*** Opening TASK DATA ***

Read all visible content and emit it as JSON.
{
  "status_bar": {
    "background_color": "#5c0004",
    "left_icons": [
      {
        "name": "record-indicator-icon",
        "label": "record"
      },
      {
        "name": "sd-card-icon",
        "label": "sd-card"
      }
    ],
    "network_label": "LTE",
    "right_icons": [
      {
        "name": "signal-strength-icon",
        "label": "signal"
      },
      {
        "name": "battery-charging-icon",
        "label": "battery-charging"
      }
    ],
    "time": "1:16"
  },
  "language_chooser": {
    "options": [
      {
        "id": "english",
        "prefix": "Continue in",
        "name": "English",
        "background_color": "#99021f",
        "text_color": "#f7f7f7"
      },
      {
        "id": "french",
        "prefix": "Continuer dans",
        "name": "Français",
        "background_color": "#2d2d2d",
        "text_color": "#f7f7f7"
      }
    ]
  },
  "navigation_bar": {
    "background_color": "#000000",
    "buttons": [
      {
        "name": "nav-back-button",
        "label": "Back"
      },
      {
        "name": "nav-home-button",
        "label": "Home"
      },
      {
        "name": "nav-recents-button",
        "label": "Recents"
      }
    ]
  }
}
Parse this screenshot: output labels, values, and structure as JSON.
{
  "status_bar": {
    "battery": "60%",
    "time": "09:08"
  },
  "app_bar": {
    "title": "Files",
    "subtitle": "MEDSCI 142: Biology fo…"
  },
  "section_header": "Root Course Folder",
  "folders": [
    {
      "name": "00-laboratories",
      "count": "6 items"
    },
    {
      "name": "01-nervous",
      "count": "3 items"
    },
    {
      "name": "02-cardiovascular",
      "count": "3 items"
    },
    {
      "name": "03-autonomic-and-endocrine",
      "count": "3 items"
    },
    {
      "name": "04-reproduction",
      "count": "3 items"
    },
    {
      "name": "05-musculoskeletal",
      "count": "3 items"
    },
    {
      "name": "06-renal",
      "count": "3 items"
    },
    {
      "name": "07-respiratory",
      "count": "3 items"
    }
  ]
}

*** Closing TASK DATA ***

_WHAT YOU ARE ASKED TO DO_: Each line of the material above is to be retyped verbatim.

_EXPECTED OUTPUT_:
Read all visible content and emit it as JSON.
{
  "status_bar": {
    "background_color": "#5c0004",
    "left_icons": [
      {
        "name": "record-indicator-icon",
        "label": "record"
      },
      {
        "name": "sd-card-icon",
        "label": "sd-card"
      }
    ],
    "network_label": "LTE",
    "right_icons": [
      {
        "name": "signal-strength-icon",
        "label": "signal"
      },
      {
        "name": "battery-charging-icon",
        "label": "battery-charging"
      }
    ],
    "time": "1:16"
  },
  "language_chooser": {
    "options": [
      {
        "id": "english",
        "prefix": "Continue in",
        "name": "English",
        "background_color": "#99021f",
        "text_color": "#f7f7f7"
      },
      {
        "id": "french",
        "prefix": "Continuer dans",
        "name": "Français",
        "background_color": "#2d2d2d",
        "text_color": "#f7f7f7"
      }
    ]
  },
  "navigation_bar": {
    "background_color": "#000000",
    "buttons": [
      {
        "name": "nav-back-button",
        "label": "Back"
      },
      {
        "name": "nav-home-button",
        "label": "Home"
      },
      {
        "name": "nav-recents-button",
        "label": "Recents"
      }
    ]
  }
}
Parse this screenshot: output labels, values, and structure as JSON.
{
  "status_bar": {
    "battery": "60%",
    "time": "09:08"
  },
  "app_bar": {
    "title": "Files",
    "subtitle": "MEDSCI 142: Biology fo…"
  },
  "section_header": "Root Course Folder",
  "folders": [
    {
      "name": "00-laboratories",
      "count": "6 items"
    },
    {
      "name": "01-nervous",
      "count": "3 items"
    },
    {
      "name": "02-cardiovascular",
      "count": "3 items"
    },
    {
      "name": "03-autonomic-and-endocrine",
      "count": "3 items"
    },
    {
      "name": "04-reproduction",
      "count": "3 items"
    },
    {
      "name": "05-musculoskeletal",
      "count": "3 items"
    },
    {
      "name": "06-renal",
      "count": "3 items"
    },
    {
      "name": "07-respiratory",
      "count": "3 items"
    }
  ]
}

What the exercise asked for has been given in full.